Data to use:
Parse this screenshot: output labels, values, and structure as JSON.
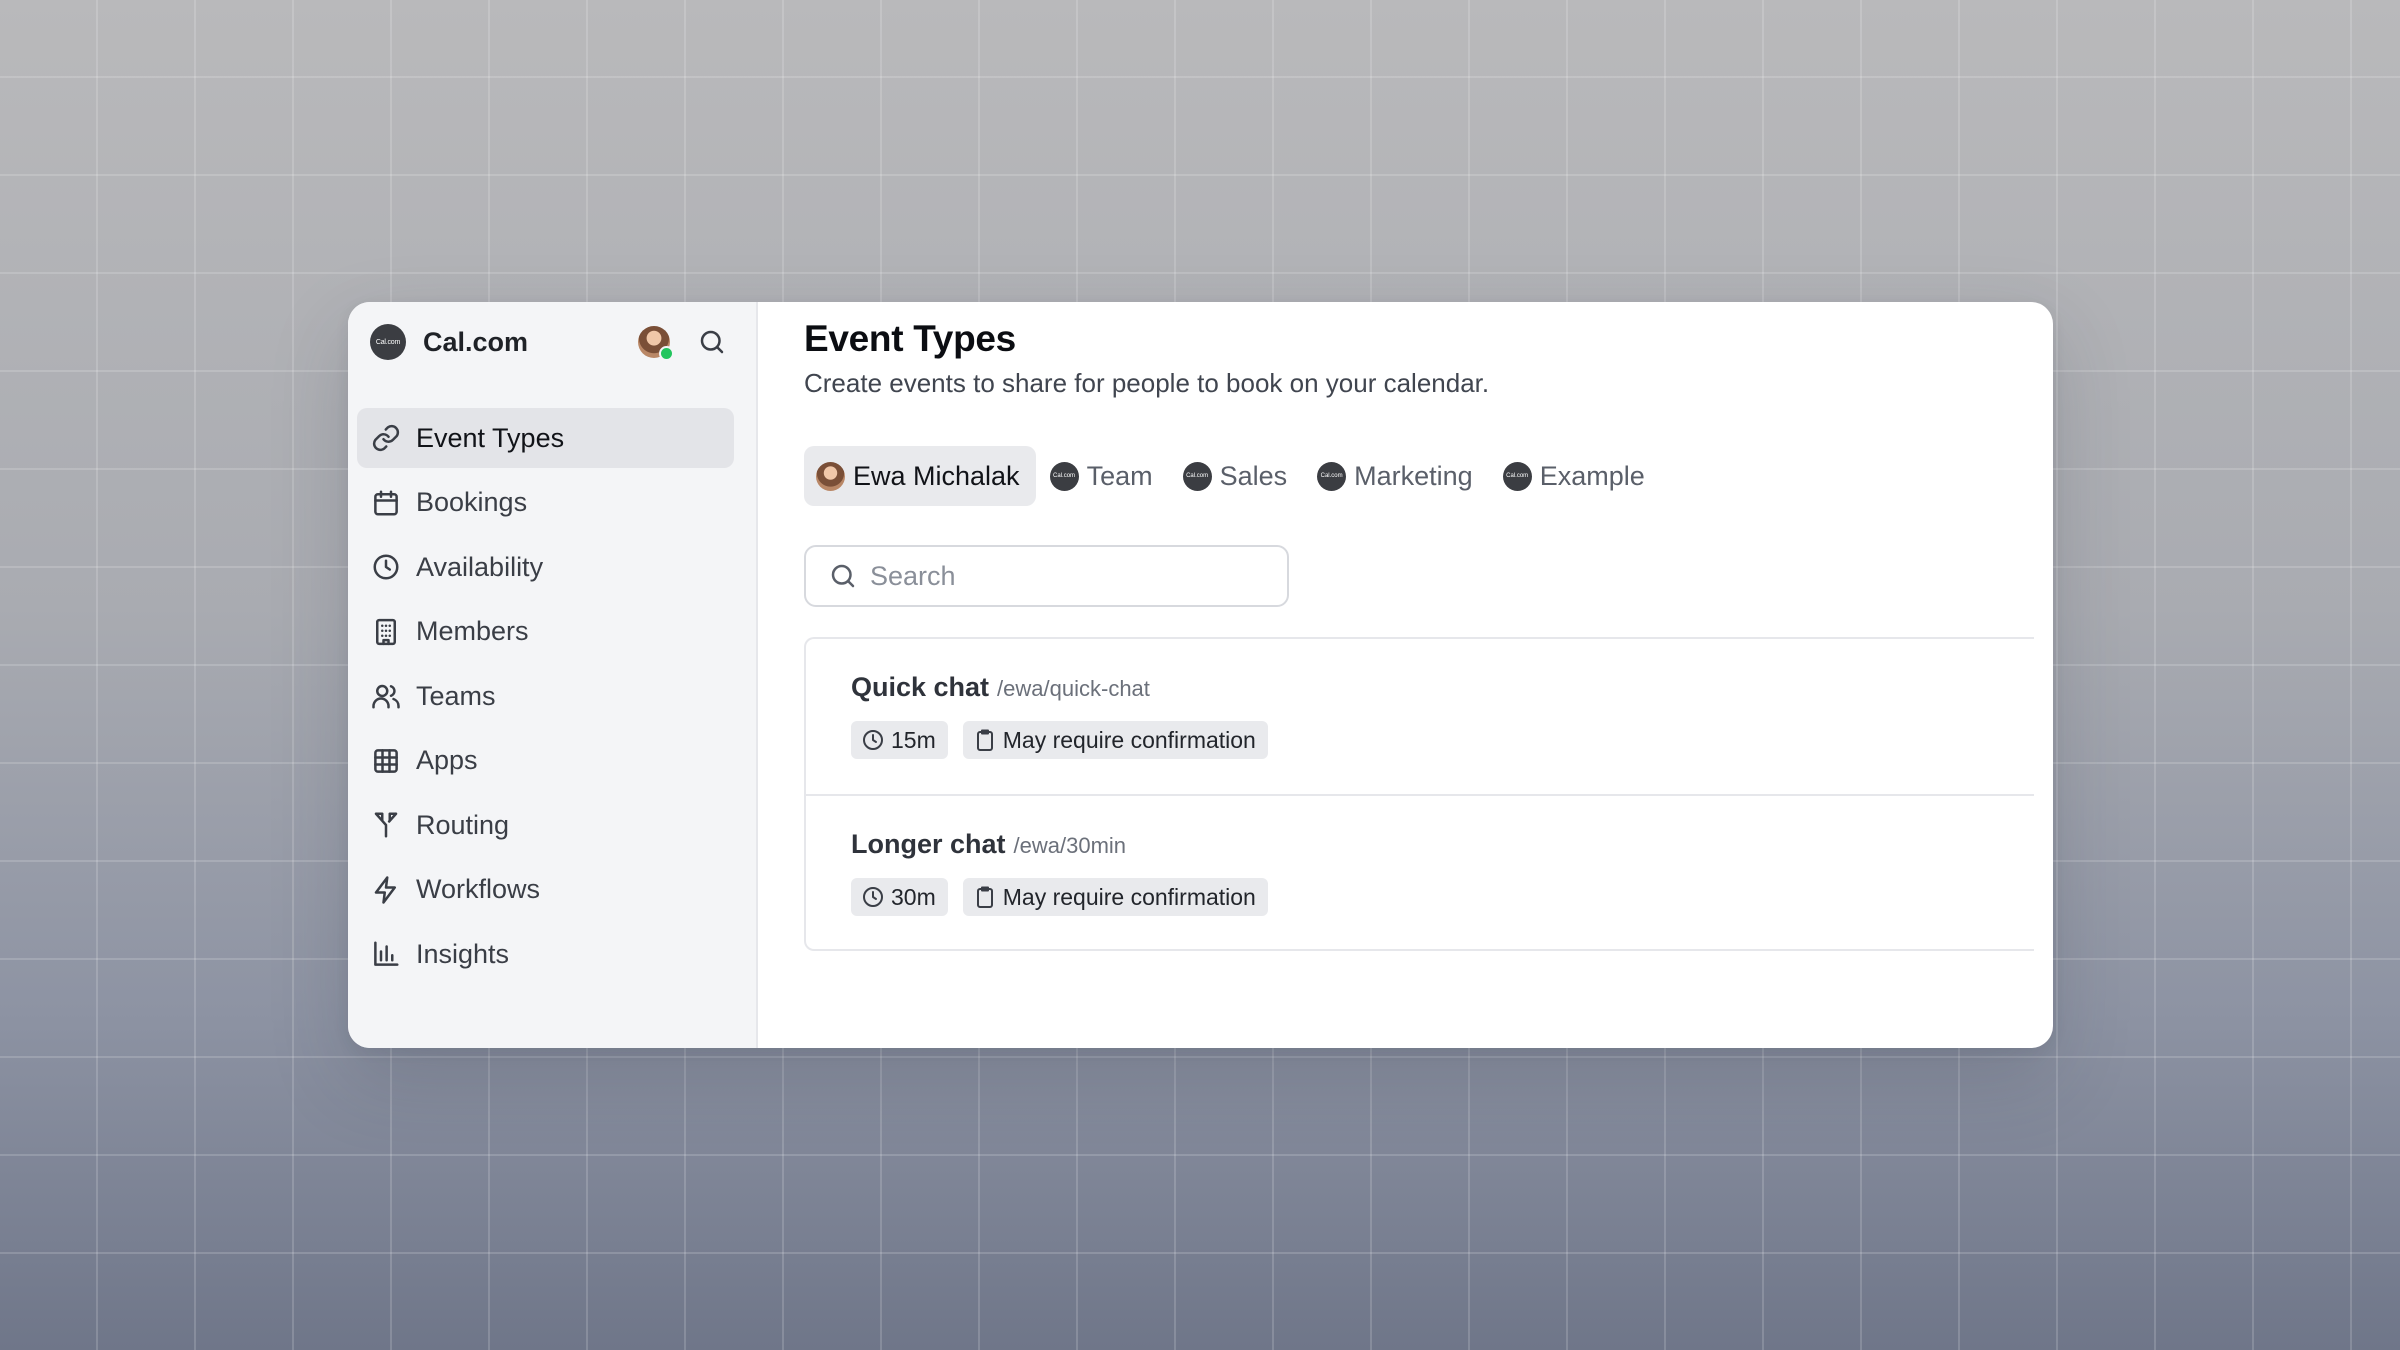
{
  "brand": {
    "logo_text": "Cal.com",
    "name": "Cal.com"
  },
  "header": {
    "avatar": "user-avatar",
    "status": "online",
    "search_icon": "search-icon"
  },
  "sidebar": {
    "items": [
      {
        "label": "Event Types",
        "icon": "link-icon",
        "active": true
      },
      {
        "label": "Bookings",
        "icon": "calendar-icon",
        "active": false
      },
      {
        "label": "Availability",
        "icon": "clock-icon",
        "active": false
      },
      {
        "label": "Members",
        "icon": "building-icon",
        "active": false
      },
      {
        "label": "Teams",
        "icon": "users-icon",
        "active": false
      },
      {
        "label": "Apps",
        "icon": "grid-icon",
        "active": false
      },
      {
        "label": "Routing",
        "icon": "split-icon",
        "active": false
      },
      {
        "label": "Workflows",
        "icon": "zap-icon",
        "active": false
      },
      {
        "label": "Insights",
        "icon": "bar-chart-icon",
        "active": false
      }
    ]
  },
  "main": {
    "title": "Event Types",
    "subtitle": "Create events to share for people to book on your calendar.",
    "tabs": [
      {
        "label": "Ewa Michalak",
        "active": true
      },
      {
        "label": "Team",
        "active": false
      },
      {
        "label": "Sales",
        "active": false
      },
      {
        "label": "Marketing",
        "active": false
      },
      {
        "label": "Example",
        "active": false
      }
    ],
    "tab_logo_text": "Cal.com",
    "search": {
      "placeholder": "Search",
      "value": ""
    },
    "events": [
      {
        "title": "Quick chat",
        "slug": "/ewa/quick-chat",
        "duration": "15m",
        "confirmation": "May require confirmation"
      },
      {
        "title": "Longer chat",
        "slug": "/ewa/30min",
        "duration": "30m",
        "confirmation": "May require confirmation"
      }
    ]
  },
  "colors": {
    "accent_online": "#22c55e",
    "sidebar_bg": "#f4f5f7",
    "active_bg": "#e3e4e8"
  }
}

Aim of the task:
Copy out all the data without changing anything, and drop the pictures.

Expected answer:
Parse this screenshot: output labels, values, and structure as JSON.
{
  "brand": {
    "logo_text": "Cal.com",
    "name": "Cal.com"
  },
  "header": {
    "avatar": "user-avatar",
    "status": "online",
    "search_icon": "search-icon"
  },
  "sidebar": {
    "items": [
      {
        "label": "Event Types",
        "icon": "link-icon",
        "active": true
      },
      {
        "label": "Bookings",
        "icon": "calendar-icon",
        "active": false
      },
      {
        "label": "Availability",
        "icon": "clock-icon",
        "active": false
      },
      {
        "label": "Members",
        "icon": "building-icon",
        "active": false
      },
      {
        "label": "Teams",
        "icon": "users-icon",
        "active": false
      },
      {
        "label": "Apps",
        "icon": "grid-icon",
        "active": false
      },
      {
        "label": "Routing",
        "icon": "split-icon",
        "active": false
      },
      {
        "label": "Workflows",
        "icon": "zap-icon",
        "active": false
      },
      {
        "label": "Insights",
        "icon": "bar-chart-icon",
        "active": false
      }
    ]
  },
  "main": {
    "title": "Event Types",
    "subtitle": "Create events to share for people to book on your calendar.",
    "tabs": [
      {
        "label": "Ewa Michalak",
        "active": true
      },
      {
        "label": "Team",
        "active": false
      },
      {
        "label": "Sales",
        "active": false
      },
      {
        "label": "Marketing",
        "active": false
      },
      {
        "label": "Example",
        "active": false
      }
    ],
    "tab_logo_text": "Cal.com",
    "search": {
      "placeholder": "Search",
      "value": ""
    },
    "events": [
      {
        "title": "Quick chat",
        "slug": "/ewa/quick-chat",
        "duration": "15m",
        "confirmation": "May require confirmation"
      },
      {
        "title": "Longer chat",
        "slug": "/ewa/30min",
        "duration": "30m",
        "confirmation": "May require confirmation"
      }
    ]
  },
  "colors": {
    "accent_online": "#22c55e",
    "sidebar_bg": "#f4f5f7",
    "active_bg": "#e3e4e8"
  }
}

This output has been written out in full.